- TASK OBJECTIVE
Filter this data down to the lines that hold "headline", and copy them.
----
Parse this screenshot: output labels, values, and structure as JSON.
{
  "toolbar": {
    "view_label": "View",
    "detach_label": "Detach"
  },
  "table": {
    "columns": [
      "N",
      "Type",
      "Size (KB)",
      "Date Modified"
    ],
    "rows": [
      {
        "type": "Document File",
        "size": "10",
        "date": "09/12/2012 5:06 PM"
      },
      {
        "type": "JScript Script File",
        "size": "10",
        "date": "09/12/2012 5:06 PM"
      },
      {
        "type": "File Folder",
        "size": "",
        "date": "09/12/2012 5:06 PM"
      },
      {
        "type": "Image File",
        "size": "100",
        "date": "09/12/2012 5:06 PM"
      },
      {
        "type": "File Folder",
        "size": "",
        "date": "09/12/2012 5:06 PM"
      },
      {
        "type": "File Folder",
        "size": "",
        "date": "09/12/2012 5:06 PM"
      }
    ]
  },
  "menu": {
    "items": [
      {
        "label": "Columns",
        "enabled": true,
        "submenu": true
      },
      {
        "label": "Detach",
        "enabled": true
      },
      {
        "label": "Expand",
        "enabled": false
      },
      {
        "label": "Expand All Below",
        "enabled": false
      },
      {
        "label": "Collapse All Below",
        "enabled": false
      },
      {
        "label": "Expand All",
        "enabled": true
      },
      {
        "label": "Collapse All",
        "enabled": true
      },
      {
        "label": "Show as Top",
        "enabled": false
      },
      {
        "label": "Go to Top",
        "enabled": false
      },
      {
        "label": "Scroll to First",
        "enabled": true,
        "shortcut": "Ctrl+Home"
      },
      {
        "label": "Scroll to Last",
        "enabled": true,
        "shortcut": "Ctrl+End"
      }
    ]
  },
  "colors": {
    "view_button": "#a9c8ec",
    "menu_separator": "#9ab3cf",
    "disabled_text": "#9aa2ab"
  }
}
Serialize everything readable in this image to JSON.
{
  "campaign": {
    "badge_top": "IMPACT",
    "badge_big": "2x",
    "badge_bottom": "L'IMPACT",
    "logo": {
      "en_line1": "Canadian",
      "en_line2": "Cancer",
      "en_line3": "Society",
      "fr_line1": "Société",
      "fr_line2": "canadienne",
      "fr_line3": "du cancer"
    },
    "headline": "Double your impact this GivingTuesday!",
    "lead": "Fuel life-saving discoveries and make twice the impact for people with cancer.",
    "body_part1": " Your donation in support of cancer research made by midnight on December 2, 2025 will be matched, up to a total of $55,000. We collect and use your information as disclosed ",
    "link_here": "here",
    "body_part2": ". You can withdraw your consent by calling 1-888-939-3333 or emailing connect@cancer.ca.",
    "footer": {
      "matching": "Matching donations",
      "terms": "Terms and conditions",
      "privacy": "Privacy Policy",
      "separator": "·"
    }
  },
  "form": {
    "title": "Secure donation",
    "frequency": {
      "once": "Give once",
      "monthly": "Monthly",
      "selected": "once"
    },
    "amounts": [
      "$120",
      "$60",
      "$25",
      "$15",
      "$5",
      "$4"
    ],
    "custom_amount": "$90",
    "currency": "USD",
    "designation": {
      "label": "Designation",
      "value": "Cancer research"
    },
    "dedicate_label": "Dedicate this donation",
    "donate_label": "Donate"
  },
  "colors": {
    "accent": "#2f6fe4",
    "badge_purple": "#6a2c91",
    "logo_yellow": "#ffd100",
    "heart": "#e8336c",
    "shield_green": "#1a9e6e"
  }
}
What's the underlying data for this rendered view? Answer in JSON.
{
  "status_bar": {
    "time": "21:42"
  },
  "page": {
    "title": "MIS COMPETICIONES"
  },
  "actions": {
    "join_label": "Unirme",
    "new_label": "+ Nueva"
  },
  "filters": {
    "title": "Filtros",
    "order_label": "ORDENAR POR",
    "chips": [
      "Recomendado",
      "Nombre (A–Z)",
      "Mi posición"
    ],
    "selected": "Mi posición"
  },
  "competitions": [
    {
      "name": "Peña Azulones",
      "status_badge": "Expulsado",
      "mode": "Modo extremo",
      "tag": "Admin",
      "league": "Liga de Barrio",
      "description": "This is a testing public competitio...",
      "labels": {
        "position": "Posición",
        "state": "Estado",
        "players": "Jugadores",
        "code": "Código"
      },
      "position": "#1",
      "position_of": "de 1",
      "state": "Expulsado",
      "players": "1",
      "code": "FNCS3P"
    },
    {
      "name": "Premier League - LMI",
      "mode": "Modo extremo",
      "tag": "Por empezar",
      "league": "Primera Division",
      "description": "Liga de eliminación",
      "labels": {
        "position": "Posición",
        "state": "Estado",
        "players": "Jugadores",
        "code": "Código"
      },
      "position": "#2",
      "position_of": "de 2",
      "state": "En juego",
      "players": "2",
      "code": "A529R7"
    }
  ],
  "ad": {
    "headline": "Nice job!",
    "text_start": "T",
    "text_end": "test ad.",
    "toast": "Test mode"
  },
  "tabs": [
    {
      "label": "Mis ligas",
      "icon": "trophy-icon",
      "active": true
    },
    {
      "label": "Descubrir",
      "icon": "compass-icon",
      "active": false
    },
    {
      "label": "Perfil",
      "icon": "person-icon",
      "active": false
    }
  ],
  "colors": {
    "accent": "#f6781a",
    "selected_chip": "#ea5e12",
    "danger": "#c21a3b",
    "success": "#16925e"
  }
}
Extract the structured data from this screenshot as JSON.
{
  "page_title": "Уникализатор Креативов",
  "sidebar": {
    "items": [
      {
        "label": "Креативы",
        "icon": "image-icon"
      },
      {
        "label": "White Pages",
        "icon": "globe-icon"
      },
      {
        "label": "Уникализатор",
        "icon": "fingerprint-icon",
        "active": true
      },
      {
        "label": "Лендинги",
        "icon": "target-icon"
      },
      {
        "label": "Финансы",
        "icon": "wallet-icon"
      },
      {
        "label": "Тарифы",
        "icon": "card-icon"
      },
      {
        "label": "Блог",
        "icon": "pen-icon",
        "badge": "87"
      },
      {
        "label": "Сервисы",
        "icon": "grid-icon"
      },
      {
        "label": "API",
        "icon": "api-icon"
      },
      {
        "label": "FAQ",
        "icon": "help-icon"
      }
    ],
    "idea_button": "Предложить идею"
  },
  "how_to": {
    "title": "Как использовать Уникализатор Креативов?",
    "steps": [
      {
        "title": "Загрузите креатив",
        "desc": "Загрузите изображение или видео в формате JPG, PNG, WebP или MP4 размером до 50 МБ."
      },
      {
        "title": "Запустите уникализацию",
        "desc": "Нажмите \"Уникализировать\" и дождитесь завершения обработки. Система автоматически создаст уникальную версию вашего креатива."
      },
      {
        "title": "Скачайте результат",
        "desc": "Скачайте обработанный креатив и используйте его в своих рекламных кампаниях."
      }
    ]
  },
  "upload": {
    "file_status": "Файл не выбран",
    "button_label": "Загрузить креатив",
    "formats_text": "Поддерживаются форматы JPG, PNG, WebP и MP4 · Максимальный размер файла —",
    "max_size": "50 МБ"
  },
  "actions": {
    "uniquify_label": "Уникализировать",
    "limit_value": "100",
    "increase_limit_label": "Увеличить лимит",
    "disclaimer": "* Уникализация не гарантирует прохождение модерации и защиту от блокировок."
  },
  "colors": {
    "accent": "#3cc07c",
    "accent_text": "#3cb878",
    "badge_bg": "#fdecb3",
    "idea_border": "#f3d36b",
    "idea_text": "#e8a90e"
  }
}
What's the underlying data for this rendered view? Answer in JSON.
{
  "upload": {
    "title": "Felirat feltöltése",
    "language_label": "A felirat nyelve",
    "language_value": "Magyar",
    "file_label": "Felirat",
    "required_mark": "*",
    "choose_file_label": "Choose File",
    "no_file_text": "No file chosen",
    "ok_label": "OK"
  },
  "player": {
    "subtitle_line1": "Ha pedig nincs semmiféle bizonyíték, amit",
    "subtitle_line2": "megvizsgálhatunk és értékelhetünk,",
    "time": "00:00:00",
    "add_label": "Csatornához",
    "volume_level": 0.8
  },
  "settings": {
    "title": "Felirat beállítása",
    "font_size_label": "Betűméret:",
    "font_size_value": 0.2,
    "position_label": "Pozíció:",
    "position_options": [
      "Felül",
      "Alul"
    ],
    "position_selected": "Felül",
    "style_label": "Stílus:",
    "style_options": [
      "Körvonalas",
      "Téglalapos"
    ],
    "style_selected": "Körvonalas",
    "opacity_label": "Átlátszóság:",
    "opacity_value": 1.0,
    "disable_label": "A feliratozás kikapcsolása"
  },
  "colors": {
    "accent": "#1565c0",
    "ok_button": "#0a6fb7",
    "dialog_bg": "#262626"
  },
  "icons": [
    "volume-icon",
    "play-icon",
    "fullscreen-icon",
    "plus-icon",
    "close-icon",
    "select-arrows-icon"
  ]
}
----
- YOUR SOLUTION
    "headline": "Double your impact this GivingTuesday!",
    "headline": "Nice job!",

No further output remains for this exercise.